Basis for Intentions: Efficient Inverse Reinforcement Learning

using Past Experience


Effective IRL is challenging, as there are many reward functions can be compatible with an observed behavior. This paper focuses on how prior reinforcement learning (RL) experience can be leveraged to make learning expert preferences faster and more efficient. We address several key problems in IRL:

  • Underspecification: Learning from high-dimensional observations is extremely challenging, because there are many possible reward functions consistent with a set of demonstrations.

  • Requiring many demonstrations: When learning rewards from scratch, modern deep IRL algorithms often require a large number of demonstrations and trials.

We propose the IRL algorithm BASIS (Behavior Acquisition through Successor Feature Intention inference from Samples), which leverages multi-task RL pre-training and successor features to allow an agent to build a strong basis for intentions that spans the space of possible goals in a given domain. When exposed to just a few expert demonstrations optimizing a novel goal, the agent uses its basis to quickly and effectively infer the reward function. Our experiments reveal that our method is highly effective at inferring and optimizing demonstrated reward functions, accurately inferring reward functions from less than 100 trajectories.


BASIS uses multi-task RL pre-training to learn a basis for intentions. It encodes information about both the environment dynamics, and, through modeling the rewards for multiple pre-training tasks, the space of possible goals that can be pursued in the environment. It captures this information in cumulants, successor representation, and preference vectors of all previous tasks. The agent then leverages knowledge from these parameters to rapidly infer the demonstrator's goal shown through expert demonstrations, updating the parameters as needed.


We evaluate BASIS in three multi-task environment domains: a fruit-picking environment, a highway driving scenario, and a roundabout driving scenario. On these tasks, our approach is up to 10x more accurate at recovering the demonstrator's reward than state-of-the-art IRL methods involving pre-training with IRL, and achieves up to 15x more ground-truth reward than state-of-the-art imitation learning methods. In summary, the contributions of this paper are to show the effectiveness of multi-task RL pre-training for IRL, to propose a new technique for using successor features to learn a basis for behaviour that can be used to infer rewards, and empirical results demonstrating the effectiveness of our method over prior work.


These videos show BASIS compared with our ablations when demonstrating expert preferences, including maintaining a wide following distance, high speed, and preference for the left lane.

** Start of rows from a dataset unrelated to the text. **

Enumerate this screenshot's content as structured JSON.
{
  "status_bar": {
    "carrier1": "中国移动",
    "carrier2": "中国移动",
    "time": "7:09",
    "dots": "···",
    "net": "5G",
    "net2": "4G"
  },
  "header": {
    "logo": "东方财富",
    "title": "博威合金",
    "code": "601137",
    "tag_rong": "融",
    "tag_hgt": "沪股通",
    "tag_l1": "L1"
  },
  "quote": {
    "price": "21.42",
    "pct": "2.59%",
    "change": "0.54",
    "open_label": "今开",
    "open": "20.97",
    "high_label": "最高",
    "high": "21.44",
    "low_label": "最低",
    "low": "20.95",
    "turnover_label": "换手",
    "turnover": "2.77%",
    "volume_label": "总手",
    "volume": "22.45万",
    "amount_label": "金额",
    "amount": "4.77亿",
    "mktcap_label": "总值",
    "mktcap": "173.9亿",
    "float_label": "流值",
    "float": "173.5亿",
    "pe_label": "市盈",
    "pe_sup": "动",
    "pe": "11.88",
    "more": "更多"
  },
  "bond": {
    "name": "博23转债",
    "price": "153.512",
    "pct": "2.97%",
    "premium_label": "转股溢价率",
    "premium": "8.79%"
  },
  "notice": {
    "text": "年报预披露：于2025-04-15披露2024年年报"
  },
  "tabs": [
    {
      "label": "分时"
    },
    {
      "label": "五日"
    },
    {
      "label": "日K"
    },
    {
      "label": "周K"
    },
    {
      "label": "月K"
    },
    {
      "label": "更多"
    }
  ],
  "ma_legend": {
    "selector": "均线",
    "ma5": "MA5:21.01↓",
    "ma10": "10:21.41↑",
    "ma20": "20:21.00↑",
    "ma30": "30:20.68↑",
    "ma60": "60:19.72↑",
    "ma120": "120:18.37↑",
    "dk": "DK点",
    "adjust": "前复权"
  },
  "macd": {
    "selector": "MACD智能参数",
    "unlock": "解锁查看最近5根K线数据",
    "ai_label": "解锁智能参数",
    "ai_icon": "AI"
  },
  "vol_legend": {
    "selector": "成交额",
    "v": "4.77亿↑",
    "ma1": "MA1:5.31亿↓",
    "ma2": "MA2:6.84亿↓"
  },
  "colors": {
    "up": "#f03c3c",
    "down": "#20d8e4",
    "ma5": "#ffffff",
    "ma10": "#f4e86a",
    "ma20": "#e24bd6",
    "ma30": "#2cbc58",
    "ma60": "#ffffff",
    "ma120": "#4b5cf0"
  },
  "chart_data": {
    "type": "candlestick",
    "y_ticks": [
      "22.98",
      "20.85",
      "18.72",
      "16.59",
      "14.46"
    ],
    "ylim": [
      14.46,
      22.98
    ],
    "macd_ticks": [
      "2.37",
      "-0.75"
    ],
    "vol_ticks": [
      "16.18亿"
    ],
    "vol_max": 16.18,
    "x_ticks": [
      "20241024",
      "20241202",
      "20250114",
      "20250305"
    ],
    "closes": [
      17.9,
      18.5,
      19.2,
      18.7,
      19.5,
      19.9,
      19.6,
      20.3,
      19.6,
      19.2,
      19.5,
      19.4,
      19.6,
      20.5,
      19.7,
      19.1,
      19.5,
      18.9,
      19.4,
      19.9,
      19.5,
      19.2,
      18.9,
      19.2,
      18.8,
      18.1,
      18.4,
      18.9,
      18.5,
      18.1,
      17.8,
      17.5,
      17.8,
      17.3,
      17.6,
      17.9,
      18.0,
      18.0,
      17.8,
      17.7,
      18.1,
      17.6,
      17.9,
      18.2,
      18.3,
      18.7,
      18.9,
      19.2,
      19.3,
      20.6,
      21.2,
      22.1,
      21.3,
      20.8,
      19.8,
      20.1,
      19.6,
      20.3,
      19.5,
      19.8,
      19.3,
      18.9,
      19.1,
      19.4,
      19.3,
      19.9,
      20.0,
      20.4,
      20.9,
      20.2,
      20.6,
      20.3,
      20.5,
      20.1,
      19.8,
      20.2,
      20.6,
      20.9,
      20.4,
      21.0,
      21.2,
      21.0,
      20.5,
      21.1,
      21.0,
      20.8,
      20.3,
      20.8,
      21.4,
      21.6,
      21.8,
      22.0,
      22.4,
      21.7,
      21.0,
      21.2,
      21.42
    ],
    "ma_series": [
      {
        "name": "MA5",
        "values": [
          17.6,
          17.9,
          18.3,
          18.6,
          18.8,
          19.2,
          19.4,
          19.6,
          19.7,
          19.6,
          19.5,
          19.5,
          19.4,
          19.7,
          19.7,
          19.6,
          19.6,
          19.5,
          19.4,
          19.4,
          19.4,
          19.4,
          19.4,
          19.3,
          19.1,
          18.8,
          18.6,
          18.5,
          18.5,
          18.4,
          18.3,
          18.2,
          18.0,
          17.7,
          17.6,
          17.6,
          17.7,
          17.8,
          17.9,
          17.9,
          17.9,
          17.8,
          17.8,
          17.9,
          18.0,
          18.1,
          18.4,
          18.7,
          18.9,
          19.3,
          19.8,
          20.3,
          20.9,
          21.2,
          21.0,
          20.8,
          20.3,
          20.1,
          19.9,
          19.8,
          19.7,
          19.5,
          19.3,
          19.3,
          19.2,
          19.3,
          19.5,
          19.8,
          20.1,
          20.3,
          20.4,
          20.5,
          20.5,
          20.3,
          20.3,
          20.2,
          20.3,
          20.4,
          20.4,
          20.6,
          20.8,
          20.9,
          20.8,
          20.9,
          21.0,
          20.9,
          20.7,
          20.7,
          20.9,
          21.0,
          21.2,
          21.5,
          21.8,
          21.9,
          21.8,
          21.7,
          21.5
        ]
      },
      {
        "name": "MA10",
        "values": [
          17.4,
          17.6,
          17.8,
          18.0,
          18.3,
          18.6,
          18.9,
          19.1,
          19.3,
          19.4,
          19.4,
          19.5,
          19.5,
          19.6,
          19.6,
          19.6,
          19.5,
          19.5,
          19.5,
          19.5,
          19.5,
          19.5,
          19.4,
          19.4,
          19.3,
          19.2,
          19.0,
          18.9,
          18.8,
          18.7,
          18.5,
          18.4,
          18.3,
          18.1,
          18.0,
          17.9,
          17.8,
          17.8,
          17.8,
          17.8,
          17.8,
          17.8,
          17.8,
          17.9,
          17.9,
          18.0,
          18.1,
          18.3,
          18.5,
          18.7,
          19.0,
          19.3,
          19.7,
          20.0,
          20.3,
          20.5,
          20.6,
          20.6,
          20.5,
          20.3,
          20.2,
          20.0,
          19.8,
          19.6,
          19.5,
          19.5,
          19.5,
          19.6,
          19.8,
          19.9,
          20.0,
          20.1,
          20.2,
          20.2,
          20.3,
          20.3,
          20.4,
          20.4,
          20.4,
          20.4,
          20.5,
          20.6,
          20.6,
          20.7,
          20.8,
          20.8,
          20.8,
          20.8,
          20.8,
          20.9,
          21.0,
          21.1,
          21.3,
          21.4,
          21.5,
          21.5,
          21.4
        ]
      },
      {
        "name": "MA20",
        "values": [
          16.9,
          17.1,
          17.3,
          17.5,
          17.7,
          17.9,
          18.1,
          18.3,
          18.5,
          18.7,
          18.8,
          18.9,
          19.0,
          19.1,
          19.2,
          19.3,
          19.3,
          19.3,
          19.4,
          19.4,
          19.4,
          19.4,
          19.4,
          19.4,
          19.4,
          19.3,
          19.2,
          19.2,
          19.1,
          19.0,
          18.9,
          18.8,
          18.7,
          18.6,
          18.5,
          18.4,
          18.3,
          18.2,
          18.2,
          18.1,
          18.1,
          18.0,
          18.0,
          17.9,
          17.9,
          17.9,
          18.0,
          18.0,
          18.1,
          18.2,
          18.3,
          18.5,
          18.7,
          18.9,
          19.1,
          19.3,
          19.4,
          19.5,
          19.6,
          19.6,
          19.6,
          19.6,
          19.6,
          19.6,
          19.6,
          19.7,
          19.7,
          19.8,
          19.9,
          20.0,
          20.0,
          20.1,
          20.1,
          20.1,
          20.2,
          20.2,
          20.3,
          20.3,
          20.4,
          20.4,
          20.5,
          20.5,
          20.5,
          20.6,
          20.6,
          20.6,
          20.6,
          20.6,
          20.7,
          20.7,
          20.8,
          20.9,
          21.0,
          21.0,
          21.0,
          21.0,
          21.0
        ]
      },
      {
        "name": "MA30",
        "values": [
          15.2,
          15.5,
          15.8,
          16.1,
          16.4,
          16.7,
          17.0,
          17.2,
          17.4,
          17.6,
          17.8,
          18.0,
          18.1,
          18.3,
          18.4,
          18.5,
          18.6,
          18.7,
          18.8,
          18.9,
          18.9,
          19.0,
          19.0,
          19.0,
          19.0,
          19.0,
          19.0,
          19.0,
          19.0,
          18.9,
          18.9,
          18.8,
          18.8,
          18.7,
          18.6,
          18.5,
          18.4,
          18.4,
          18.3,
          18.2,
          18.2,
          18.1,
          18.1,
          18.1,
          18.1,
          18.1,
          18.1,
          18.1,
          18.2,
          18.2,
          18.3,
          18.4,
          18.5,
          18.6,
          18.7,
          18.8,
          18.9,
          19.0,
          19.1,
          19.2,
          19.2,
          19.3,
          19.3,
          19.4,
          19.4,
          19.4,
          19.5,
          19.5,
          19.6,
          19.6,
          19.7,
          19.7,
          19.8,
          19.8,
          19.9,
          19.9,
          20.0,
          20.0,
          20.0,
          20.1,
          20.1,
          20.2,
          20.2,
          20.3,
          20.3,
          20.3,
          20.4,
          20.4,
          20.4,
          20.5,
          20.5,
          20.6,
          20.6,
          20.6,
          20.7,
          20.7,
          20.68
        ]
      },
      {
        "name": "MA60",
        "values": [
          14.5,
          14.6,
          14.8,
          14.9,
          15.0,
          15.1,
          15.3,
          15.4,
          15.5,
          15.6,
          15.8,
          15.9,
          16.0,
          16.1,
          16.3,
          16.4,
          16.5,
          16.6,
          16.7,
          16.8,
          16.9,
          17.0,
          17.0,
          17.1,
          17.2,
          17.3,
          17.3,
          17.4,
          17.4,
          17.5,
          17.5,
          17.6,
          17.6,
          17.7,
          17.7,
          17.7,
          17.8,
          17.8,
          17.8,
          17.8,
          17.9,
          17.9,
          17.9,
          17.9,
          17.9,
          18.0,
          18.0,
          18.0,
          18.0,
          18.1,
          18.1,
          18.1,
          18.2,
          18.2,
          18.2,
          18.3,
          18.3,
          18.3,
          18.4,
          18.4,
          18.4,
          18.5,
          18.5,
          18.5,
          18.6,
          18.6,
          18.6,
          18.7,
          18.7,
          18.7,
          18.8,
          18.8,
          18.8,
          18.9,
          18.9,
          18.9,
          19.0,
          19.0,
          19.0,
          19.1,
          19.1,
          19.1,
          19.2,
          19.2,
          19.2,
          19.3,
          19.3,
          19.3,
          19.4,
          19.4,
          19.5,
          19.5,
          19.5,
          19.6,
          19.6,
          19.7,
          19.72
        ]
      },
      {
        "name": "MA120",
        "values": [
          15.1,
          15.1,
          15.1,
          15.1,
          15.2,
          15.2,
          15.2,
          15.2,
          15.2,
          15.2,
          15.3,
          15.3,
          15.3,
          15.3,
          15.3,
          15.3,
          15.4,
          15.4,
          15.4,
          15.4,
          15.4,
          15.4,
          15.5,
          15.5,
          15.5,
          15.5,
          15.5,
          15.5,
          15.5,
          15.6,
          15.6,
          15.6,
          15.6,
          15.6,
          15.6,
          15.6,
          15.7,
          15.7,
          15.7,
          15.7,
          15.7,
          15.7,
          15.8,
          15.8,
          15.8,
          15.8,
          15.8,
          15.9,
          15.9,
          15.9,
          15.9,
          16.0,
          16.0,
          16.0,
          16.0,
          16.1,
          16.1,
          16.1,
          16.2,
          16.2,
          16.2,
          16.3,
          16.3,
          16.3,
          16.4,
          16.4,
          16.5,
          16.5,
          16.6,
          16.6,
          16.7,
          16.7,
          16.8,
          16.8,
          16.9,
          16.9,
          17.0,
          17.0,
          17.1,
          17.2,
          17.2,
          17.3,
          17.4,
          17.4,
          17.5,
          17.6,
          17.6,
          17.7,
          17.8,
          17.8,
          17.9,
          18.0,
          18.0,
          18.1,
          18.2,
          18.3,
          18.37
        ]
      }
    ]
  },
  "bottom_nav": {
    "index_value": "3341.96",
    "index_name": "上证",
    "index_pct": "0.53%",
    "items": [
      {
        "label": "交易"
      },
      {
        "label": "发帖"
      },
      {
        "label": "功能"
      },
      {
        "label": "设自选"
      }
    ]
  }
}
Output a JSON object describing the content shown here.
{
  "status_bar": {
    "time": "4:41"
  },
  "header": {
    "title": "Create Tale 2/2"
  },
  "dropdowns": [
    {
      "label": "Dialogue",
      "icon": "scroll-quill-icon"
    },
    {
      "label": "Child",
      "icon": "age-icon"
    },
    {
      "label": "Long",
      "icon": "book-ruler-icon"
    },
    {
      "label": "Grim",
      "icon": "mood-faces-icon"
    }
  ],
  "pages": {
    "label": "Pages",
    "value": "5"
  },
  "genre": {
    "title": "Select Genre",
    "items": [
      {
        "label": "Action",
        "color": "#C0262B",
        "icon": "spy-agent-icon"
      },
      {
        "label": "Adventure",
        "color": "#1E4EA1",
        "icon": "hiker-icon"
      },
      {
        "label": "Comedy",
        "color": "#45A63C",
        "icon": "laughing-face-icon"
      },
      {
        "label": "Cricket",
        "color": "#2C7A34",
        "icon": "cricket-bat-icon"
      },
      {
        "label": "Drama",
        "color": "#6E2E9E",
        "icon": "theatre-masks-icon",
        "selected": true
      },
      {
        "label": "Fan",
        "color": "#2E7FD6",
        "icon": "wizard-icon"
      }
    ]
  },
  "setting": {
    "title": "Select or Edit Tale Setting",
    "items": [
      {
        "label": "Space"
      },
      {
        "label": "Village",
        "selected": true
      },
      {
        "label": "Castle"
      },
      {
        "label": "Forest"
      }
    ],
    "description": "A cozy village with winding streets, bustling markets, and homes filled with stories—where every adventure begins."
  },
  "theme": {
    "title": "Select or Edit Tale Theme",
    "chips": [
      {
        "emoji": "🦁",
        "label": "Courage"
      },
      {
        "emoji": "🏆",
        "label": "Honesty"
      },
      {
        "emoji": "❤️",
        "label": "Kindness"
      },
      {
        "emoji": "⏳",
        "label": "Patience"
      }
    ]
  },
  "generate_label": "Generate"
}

Multi-task IRL pretraining



Further Ablations

Through a series of ablations, we found that both multi-task RL pre-training and successor features contribute to the success of the approach.